One of the most important reminders is that as parents and teachers we should acknowledge that things are hard, and help children label what they are feeling. Validate their emotions, and listen without trying to fix their problem.

“It’s very hard to witness pain in our children, and it’s also the most helpful thing we can do for them when are struggling, is to bear witness to their pain,” Dr. Carter admits.

Asked about what has changed since she wrote “Raising Happiness.” Dr. Carter shared, “Happiness isn’t the most important thing –having meaning is much more important, having a connection to something larger than yourself.”

How have your parenting practices changed in response to the pandemic? What challenges do children face? How can we help children recover from difficulty?

Less health insurance, not more

Posted December 15, 2020 by Rachelle Chang
Categories: Health

Tags: ,

Many people have lost their health insurance, because it was employer-sponsored, and many people have lost their jobs due to COVID-19.

Even before the pandemic, my family has been reducing our coverage and benefits – and accept higher copays and deductibles – in order to keep our health insurance premiums affordable.

The debate about who pays for health care has become critical – whether it is health insurance companies, government, individuals, or a mix of all three.

Our current health care system means that individuals don’t need to take a lot of responsibility for their own health. Healthcare providers and insurance companies approve authorized procedures on set schedules. In most cases, individuals don’t know how much an office visit or procedure really costs.

Just as the true amount of taxes we pay are “hidden” in automatic deductions from our paychecks, the true cost of healthcare is “hidden” by employers, government, and health insurance companies.

Insurance is protection against risk. The relatively small co-pay or co-insurance for routine visits, often between $12 and $20, but increasing to $30, $40, or even $50 recently, means that the true value of health services is a mystery – until we lose our health insurance.

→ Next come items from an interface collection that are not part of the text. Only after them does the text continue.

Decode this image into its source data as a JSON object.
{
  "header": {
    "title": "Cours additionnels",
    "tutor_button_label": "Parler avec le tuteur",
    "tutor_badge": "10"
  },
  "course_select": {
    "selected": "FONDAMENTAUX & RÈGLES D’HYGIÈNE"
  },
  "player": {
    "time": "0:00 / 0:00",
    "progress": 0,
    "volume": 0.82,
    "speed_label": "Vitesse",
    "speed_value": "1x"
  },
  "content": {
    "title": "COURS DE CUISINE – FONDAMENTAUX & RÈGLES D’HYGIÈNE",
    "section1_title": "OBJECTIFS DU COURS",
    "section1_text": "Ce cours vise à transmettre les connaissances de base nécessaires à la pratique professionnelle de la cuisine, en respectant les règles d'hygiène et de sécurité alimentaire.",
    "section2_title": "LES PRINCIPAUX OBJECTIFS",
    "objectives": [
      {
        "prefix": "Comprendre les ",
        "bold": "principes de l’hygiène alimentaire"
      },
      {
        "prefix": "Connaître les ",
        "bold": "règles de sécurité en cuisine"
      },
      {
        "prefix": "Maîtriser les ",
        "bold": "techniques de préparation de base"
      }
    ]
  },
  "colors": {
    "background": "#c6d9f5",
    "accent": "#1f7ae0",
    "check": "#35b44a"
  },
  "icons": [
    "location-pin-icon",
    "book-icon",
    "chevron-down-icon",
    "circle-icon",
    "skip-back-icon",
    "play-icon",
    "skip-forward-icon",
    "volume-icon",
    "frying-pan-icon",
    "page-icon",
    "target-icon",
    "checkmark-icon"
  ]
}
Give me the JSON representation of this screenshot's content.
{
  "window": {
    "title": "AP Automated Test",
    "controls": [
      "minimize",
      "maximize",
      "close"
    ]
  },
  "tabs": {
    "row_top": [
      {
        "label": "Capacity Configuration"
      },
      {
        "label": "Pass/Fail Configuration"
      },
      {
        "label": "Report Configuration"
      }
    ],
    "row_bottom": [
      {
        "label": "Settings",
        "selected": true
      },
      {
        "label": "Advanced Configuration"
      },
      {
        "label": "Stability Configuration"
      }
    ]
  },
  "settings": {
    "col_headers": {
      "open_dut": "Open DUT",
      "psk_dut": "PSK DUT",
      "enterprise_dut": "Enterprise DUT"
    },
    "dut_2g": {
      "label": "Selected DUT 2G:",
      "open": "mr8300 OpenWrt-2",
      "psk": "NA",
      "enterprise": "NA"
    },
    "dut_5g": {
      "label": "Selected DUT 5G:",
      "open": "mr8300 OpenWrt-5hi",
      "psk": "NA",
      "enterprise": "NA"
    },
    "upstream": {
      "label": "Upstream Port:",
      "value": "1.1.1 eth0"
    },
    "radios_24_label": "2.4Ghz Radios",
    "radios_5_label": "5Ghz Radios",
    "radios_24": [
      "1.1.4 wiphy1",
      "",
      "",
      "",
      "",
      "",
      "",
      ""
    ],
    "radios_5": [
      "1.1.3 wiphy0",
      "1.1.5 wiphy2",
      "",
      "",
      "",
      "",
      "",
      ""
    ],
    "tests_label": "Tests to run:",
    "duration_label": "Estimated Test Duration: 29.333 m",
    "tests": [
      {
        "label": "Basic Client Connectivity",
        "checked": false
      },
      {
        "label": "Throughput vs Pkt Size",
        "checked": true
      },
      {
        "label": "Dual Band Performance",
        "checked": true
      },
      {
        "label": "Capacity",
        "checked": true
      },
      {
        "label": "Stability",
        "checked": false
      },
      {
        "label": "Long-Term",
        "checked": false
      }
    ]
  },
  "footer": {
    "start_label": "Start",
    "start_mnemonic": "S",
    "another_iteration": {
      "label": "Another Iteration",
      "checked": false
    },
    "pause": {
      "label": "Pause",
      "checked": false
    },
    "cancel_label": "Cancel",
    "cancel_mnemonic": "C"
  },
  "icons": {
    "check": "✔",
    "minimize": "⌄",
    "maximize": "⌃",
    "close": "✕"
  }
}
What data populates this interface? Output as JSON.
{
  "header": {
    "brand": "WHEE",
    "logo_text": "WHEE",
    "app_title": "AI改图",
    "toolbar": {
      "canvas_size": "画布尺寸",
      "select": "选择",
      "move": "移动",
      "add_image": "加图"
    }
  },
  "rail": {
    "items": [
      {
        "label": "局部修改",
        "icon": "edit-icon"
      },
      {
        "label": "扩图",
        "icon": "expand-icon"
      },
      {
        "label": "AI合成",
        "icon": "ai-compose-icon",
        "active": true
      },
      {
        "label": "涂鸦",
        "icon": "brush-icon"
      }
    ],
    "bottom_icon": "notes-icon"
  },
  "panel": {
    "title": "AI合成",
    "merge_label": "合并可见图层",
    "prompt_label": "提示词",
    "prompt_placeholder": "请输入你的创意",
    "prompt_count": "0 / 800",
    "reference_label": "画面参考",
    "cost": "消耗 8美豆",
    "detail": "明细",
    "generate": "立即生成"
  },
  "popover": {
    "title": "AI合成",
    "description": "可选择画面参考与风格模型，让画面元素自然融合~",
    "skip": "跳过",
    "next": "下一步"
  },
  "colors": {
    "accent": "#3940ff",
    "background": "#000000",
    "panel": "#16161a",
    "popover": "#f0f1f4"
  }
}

Maybe if we see the true cost of healthcare, we would take better care of our health. Maybe we need less health insurance, not more health insurance.

This could mean that health insurance would cover a) preventative care from prenatal to age 18, including infant and youth check-ups and vaccinations, vision screening, and dental exams; and b) catastrophic care for emergency care and life-threatening illnesses and diseases. Everything in between would be paid for out-of-pocket.

Another thought is that we reduce our reliance on health insurance. Some healthcare providers are already offering their own monthly or annual plan for people who don’t have health insurance, offering discounts on procedures. For example, a healthcare clinic could offer a one-stop annual physical for check-ups, vaccinations, vision screening, and dental exams in one visit, for one flat rate, paid monthly. If additional care or lab tests are needed, they would refer patients for additional services.

Doctors and hospitals could publish their rates for basic services and procedures. Individuals would know the costs up-front, with no surprise bills, and would be able to choose a provider that they are comfortable with and can afford. Providers would get paid up-front, without filling out complicated claims and waiting months for reimbursements.

Are you satisfied with your health insurance plan? How could the healthcare system be improved? What are your thoughts about a universal health care system?

Artwork courtesy of BSGStudio on All-Free-Download.com.